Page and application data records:
::::

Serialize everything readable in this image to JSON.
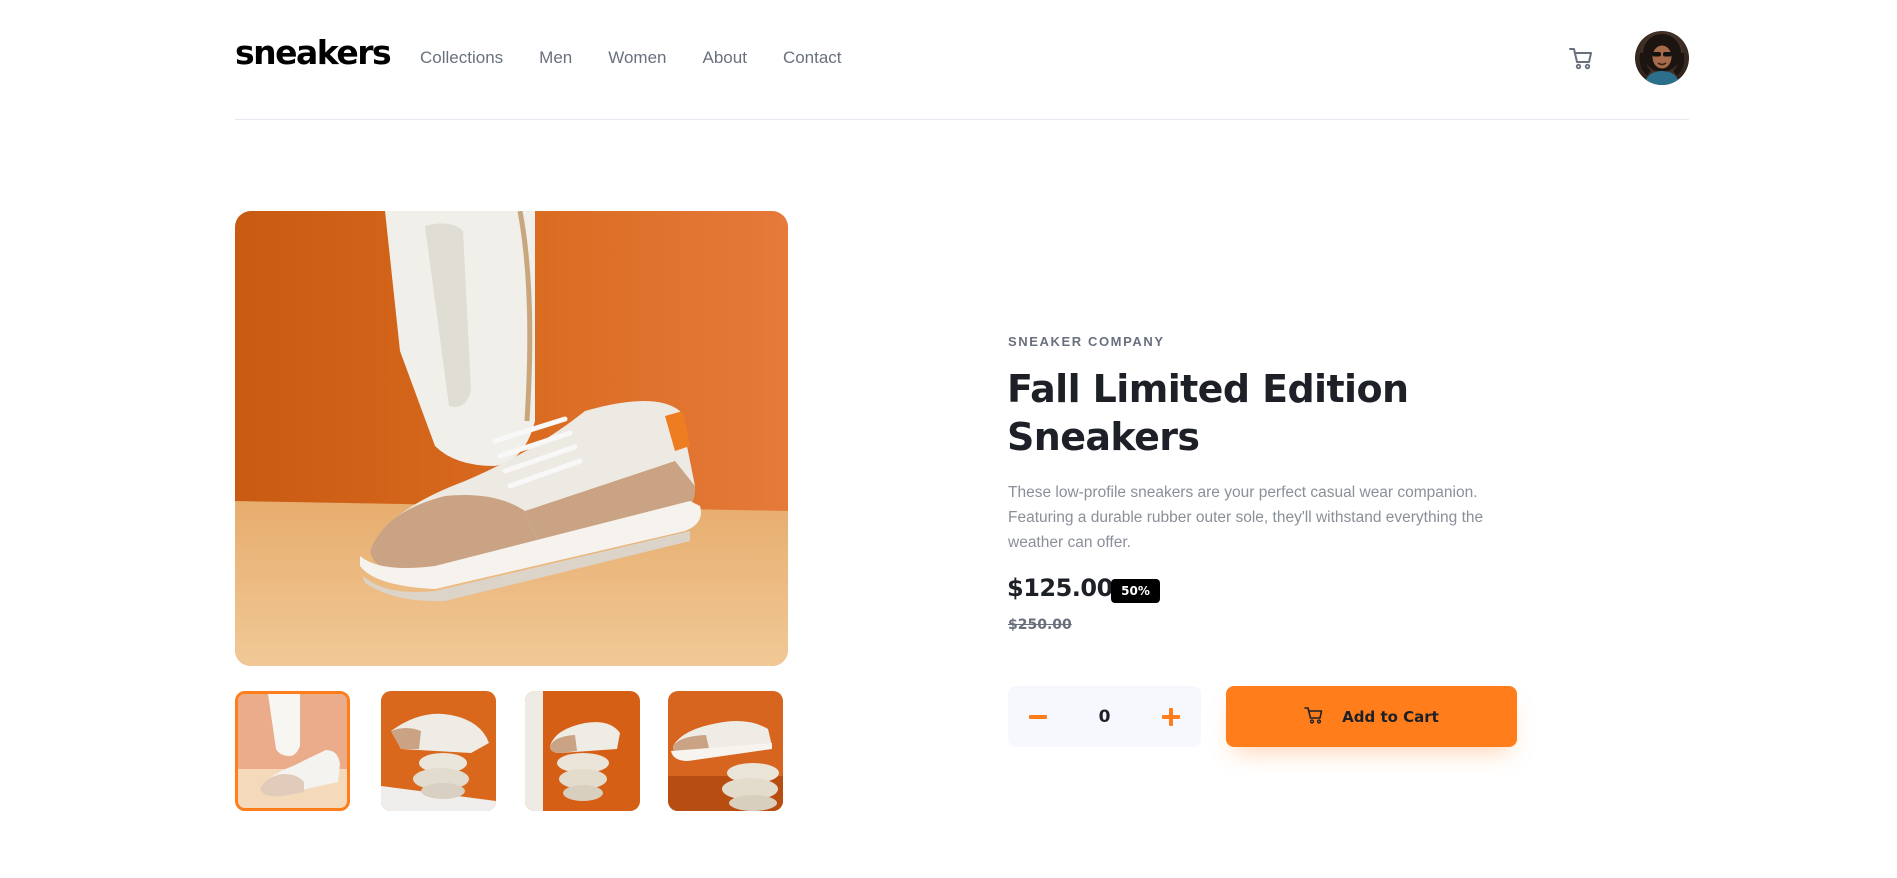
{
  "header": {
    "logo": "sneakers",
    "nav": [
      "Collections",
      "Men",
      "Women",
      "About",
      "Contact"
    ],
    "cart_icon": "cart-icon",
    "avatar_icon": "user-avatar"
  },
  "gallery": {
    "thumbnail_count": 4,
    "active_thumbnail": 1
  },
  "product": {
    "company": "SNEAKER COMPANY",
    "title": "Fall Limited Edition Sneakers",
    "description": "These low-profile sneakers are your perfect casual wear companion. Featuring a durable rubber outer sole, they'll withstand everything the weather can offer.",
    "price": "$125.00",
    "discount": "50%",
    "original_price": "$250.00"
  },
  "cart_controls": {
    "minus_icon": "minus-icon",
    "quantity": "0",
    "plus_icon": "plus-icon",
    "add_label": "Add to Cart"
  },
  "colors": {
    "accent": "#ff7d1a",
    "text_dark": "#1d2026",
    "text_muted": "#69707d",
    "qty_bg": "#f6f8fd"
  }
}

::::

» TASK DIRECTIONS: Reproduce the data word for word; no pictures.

» RESPONSE TO THIS EXERCISE:
Serialize everything readable in this image to JSON.
{
  "header": {
    "logo": "sneakers",
    "nav": [
      "Collections",
      "Men",
      "Women",
      "About",
      "Contact"
    ],
    "cart_icon": "cart-icon",
    "avatar_icon": "user-avatar"
  },
  "gallery": {
    "thumbnail_count": 4,
    "active_thumbnail": 1
  },
  "product": {
    "company": "SNEAKER COMPANY",
    "title": "Fall Limited Edition Sneakers",
    "description": "These low-profile sneakers are your perfect casual wear companion. Featuring a durable rubber outer sole, they'll withstand everything the weather can offer.",
    "price": "$125.00",
    "discount": "50%",
    "original_price": "$250.00"
  },
  "cart_controls": {
    "minus_icon": "minus-icon",
    "quantity": "0",
    "plus_icon": "plus-icon",
    "add_label": "Add to Cart"
  },
  "colors": {
    "accent": "#ff7d1a",
    "text_dark": "#1d2026",
    "text_muted": "#69707d",
    "qty_bg": "#f6f8fd"
  }
}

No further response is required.